WASHINGTON (Reuters) - President Donald Trump, in a first exercise of his power to commute criminal sentences, cut short the 27-year prison term of a kosher meatpacking executive who was convicted eight years ago of bank fraud, the White House said on Wednesday.
The commutation granted to Sholom Rubashkin, 57, marked only the second time that Trump has invoked his clemency authority as president, following the blanket pardon he granted earlier this year to Joe Arpaio, the former sheriff of Maricopa County in Arizona.
Unlike the case of Arpaio, whom a judge had found guilty of contempt in a case involving racial profiling, Trump’s latest action leaves Rubashkin’s conviction intact, as well as terms of his supervised release from federal prison and his obligation to make restitution.
Rubashkin was convicted in 2009 of 86 counts of financial fraud that came to light after a government raid on a kosher meatpacking plant in Postville, Iowa, where hundreds of undocumented immigrant workers were arrested.
Rubashkin, a father of 10, was the chief executive overseeing the slaughterhouse and headquarters for a family business that was then the largest kosher meat-processing company in the United States.
The U.S. Supreme Court in 2012 refused to hear an appeal contesting Rubashkin’s sentence, which his lawyers argued was excessive for a first-time, non-violent offender.
His lawyers also contended, to no avail, that he was entitled to a new trial based on evidence of alleged judicial misconduct.

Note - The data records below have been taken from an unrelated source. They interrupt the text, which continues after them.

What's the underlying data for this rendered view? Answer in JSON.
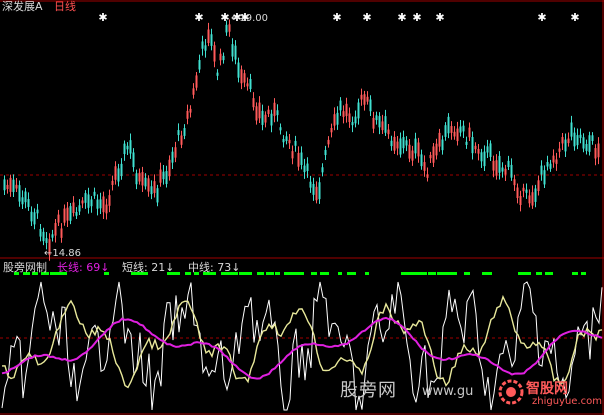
{
  "top_chart": {
    "title": "深发展A",
    "period": "日线",
    "high_label": "←19.00",
    "low_label": "←14.86"
  },
  "bottom_chart": {
    "title": "股旁网制",
    "long": {
      "label": "长线:",
      "value": "69↓"
    },
    "short": {
      "label": "短线:",
      "value": "21↓"
    },
    "mid": {
      "label": "中线:",
      "value": "73↓"
    }
  },
  "watermark": {
    "site_name": "股旁网",
    "site_url": "www.gu",
    "brand_cn": "智股网",
    "brand_url": "zhiguyue.com"
  },
  "colors": {
    "up_candle": "#ff5a5a",
    "down_candle": "#40e0d0",
    "long_line": "#e020e0",
    "short_line": "#ffffff",
    "mid_line": "#e8e89a",
    "signal": "#00ff00",
    "grid": "#a00000"
  },
  "icons": [
    "star-marker-icon",
    "gear-logo-icon"
  ]
}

The case sparked an outcry from members of the legal and Orthodox Jewish communities who rallied to Rubashkin’s defense.
The White House statement cited letters of support for review of Rubashkin’s case from more than 30 members of Congress of both parties, including House of Representatives Democratic leader Nancy Pelosi and veteran Republican Senator Orrin Hatch.
Trump also pointed to bipartisan expressions of support for review of the case from over 100 former high-ranking U.S. Justice Department officials, prosecutors, judges and legal scholars.

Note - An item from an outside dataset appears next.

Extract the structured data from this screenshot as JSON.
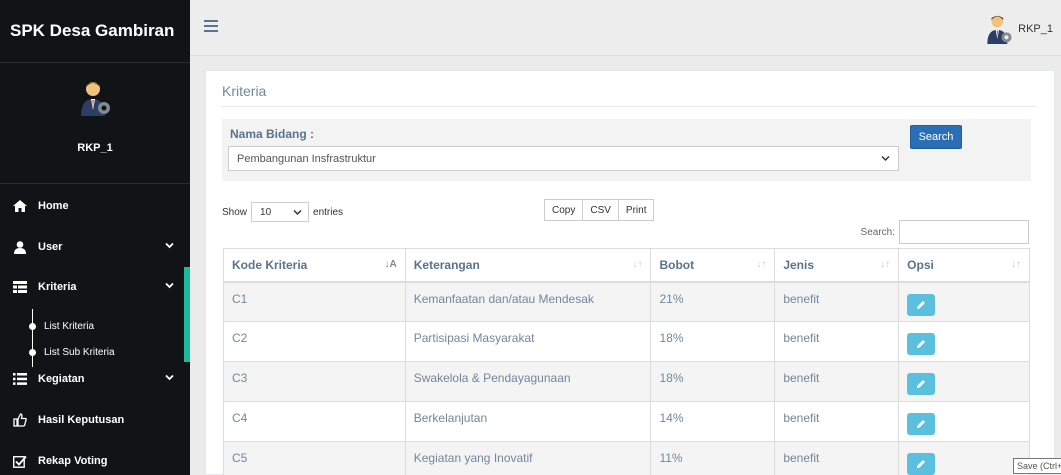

The White House further noted criticism of Rubashkin’s sentencing as unusually harsh in comparison to penalties imposed on others for similar white-collar crimes.
Former Enron chief executive Jeffrey Skilling was originally sentenced to 24 years in prison, but a federal judge later shortened his term of 14 years. The former CEO of Tyco International Ltd, L. Dennis Kozlowski, was sentenced to 8-1/3 to 25 years in prison and was paroled after serving eight.
Reporting by Roberta Rampton in Washington; Additional reporting and writing by Steve Gorman in Los Angeles; Editing by Leslie Adler